Your answer must be an exact copy of the records below, minus the pictures.

[Records from a data source]

------------------------------------

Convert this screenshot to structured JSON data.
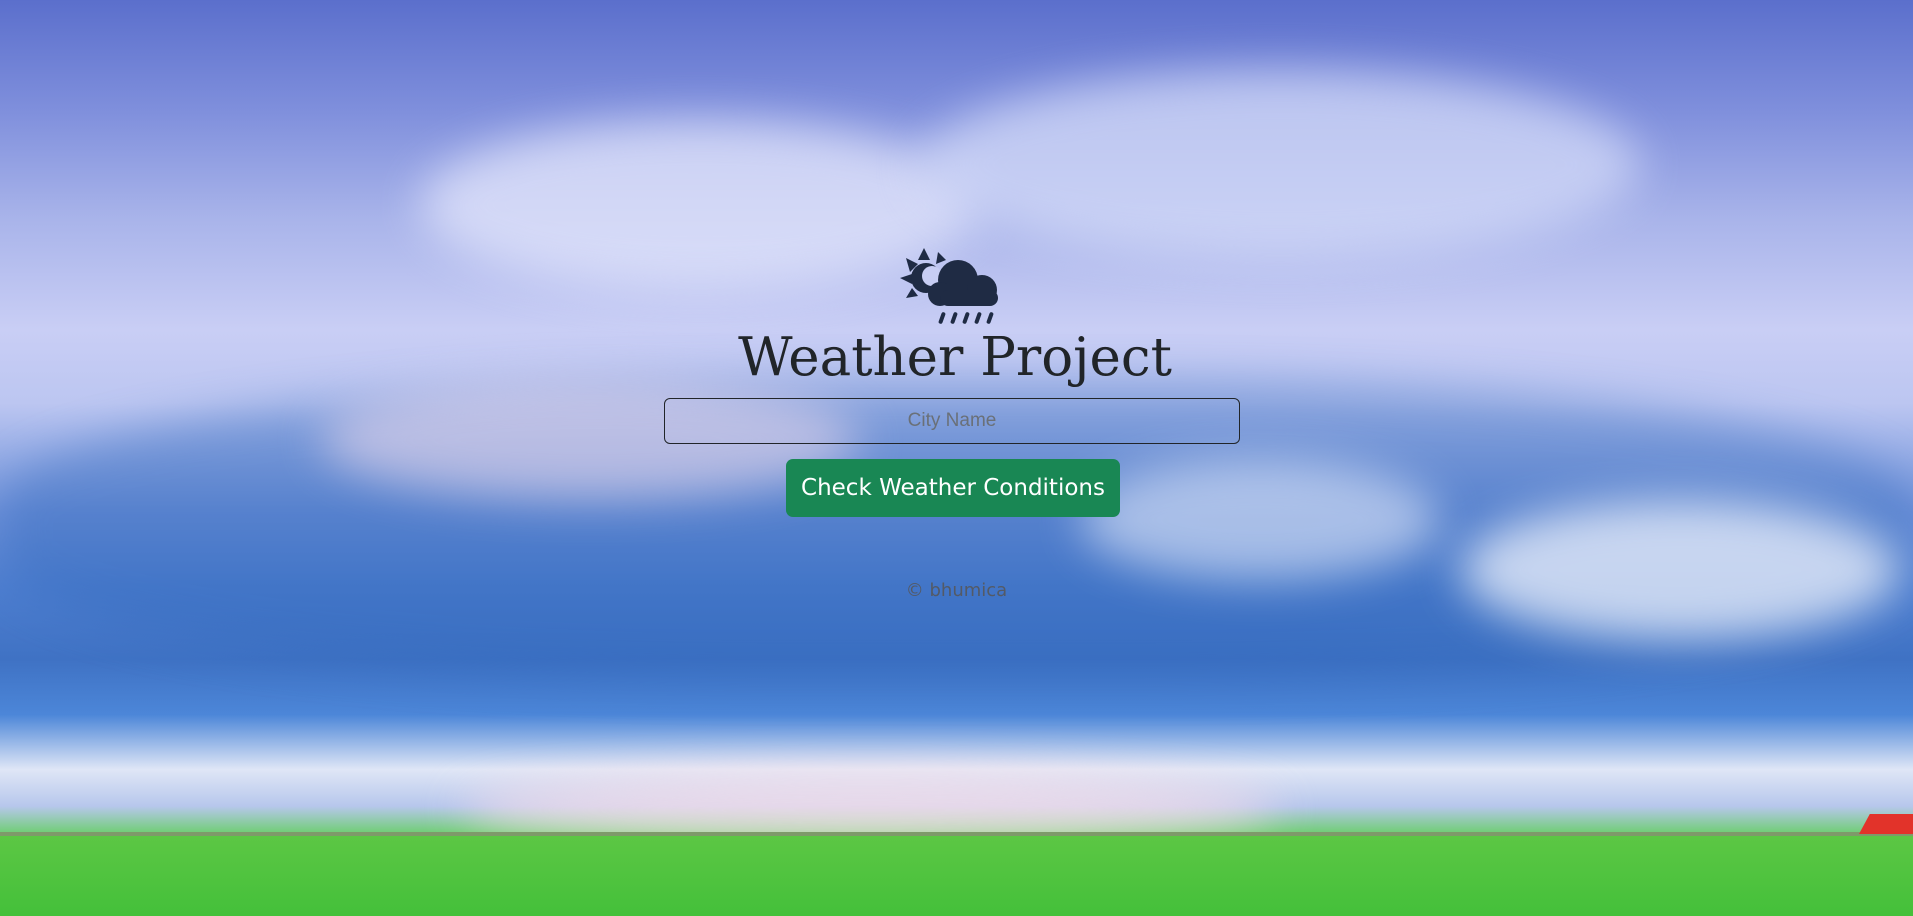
{
  "page": {
    "title": "Weather Project",
    "logo_icon": "sun-cloud-rain-icon"
  },
  "form": {
    "city_input_placeholder": "City Name",
    "city_input_value": "",
    "submit_label": "Check Weather Conditions"
  },
  "footer": {
    "text": "© bhumica"
  },
  "colors": {
    "button": "#198754",
    "title_text": "#212529",
    "icon": "#1f2b44"
  }
}
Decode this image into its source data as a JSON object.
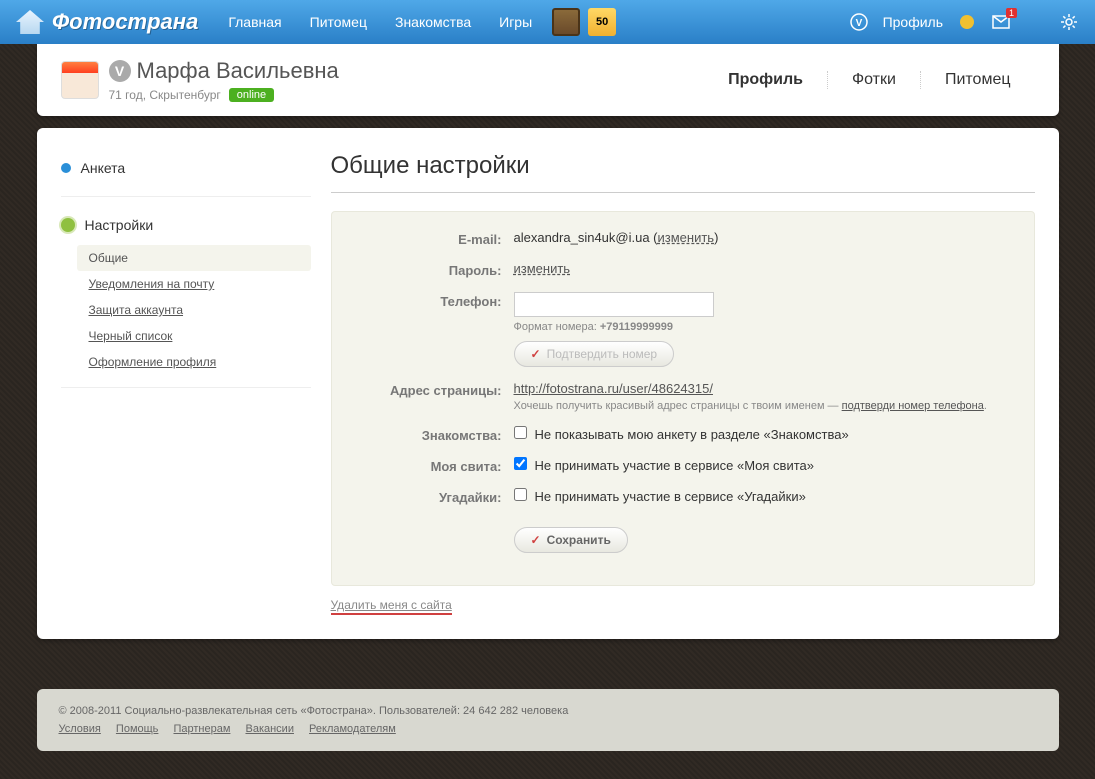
{
  "top": {
    "logo": "Фотострана",
    "nav": [
      "Главная",
      "Питомец",
      "Знакомства",
      "Игры"
    ],
    "profile_label": "Профиль",
    "msg_count": "1",
    "badge50": "50"
  },
  "user": {
    "name": "Марфа Васильевна",
    "sub": "71 год, Скрытенбург",
    "status": "online",
    "tabs": [
      "Профиль",
      "Фотки",
      "Питомец"
    ]
  },
  "sidebar": {
    "anketa": "Анкета",
    "settings": "Настройки",
    "items": [
      "Общие",
      "Уведомления на почту",
      "Защита аккаунта",
      "Черный список",
      "Оформление профиля"
    ]
  },
  "page": {
    "title": "Общие настройки",
    "email_l": "E-mail:",
    "email_v": "alexandra_sin4uk@i.ua",
    "change": "изменить",
    "pass_l": "Пароль:",
    "phone_l": "Телефон:",
    "phone_fmt_pre": "Формат номера: ",
    "phone_fmt": "+79119999999",
    "confirm_btn": "Подтвердить номер",
    "url_l": "Адрес страницы:",
    "url_v": "http://fotostrana.ru/user/48624315/",
    "url_hint_a": "Хочешь получить красивый адрес страницы с твоим именем — ",
    "url_hint_b": "подтверди номер телефона",
    "znak_l": "Знакомства:",
    "znak_t": "Не показывать мою анкету в разделе «Знакомства»",
    "svita_l": "Моя свита:",
    "svita_t": "Не принимать участие в сервисе «Моя свита»",
    "ugad_l": "Угадайки:",
    "ugad_t": "Не принимать участие в сервисе «Угадайки»",
    "save": "Сохранить",
    "delete": "Удалить меня с сайта"
  },
  "footer": {
    "copy": "©  2008-2011 Социально-развлекательная сеть «Фотострана». Пользователей: 24 642 282 человека",
    "links": [
      "Условия",
      "Помощь",
      "Партнерам",
      "Вакансии",
      "Рекламодателям"
    ]
  }
}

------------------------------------

- **Result**:
Convert this screenshot to structured JSON data.
{
  "page": {
    "title": "Weather Project",
    "logo_icon": "sun-cloud-rain-icon"
  },
  "form": {
    "city_input_placeholder": "City Name",
    "city_input_value": "",
    "submit_label": "Check Weather Conditions"
  },
  "footer": {
    "text": "© bhumica"
  },
  "colors": {
    "button": "#198754",
    "title_text": "#212529",
    "icon": "#1f2b44"
  }
}
Decode this image into its source data as a JSON object.
{
  "top": {
    "logo": "Фотострана",
    "nav": [
      "Главная",
      "Питомец",
      "Знакомства",
      "Игры"
    ],
    "profile_label": "Профиль",
    "msg_count": "1",
    "badge50": "50"
  },
  "user": {
    "name": "Марфа Васильевна",
    "sub": "71 год, Скрытенбург",
    "status": "online",
    "tabs": [
      "Профиль",
      "Фотки",
      "Питомец"
    ]
  },
  "sidebar": {
    "anketa": "Анкета",
    "settings": "Настройки",
    "items": [
      "Общие",
      "Уведомления на почту",
      "Защита аккаунта",
      "Черный список",
      "Оформление профиля"
    ]
  },
  "page": {
    "title": "Общие настройки",
    "email_l": "E-mail:",
    "email_v": "alexandra_sin4uk@i.ua",
    "change": "изменить",
    "pass_l": "Пароль:",
    "phone_l": "Телефон:",
    "phone_fmt_pre": "Формат номера: ",
    "phone_fmt": "+79119999999",
    "confirm_btn": "Подтвердить номер",
    "url_l": "Адрес страницы:",
    "url_v": "http://fotostrana.ru/user/48624315/",
    "url_hint_a": "Хочешь получить красивый адрес страницы с твоим именем — ",
    "url_hint_b": "подтверди номер телефона",
    "znak_l": "Знакомства:",
    "znak_t": "Не показывать мою анкету в разделе «Знакомства»",
    "svita_l": "Моя свита:",
    "svita_t": "Не принимать участие в сервисе «Моя свита»",
    "ugad_l": "Угадайки:",
    "ugad_t": "Не принимать участие в сервисе «Угадайки»",
    "save": "Сохранить",
    "delete": "Удалить меня с сайта"
  },
  "footer": {
    "copy": "©  2008-2011 Социально-развлекательная сеть «Фотострана». Пользователей: 24 642 282 человека",
    "links": [
      "Условия",
      "Помощь",
      "Партнерам",
      "Вакансии",
      "Рекламодателям"
    ]
  }
}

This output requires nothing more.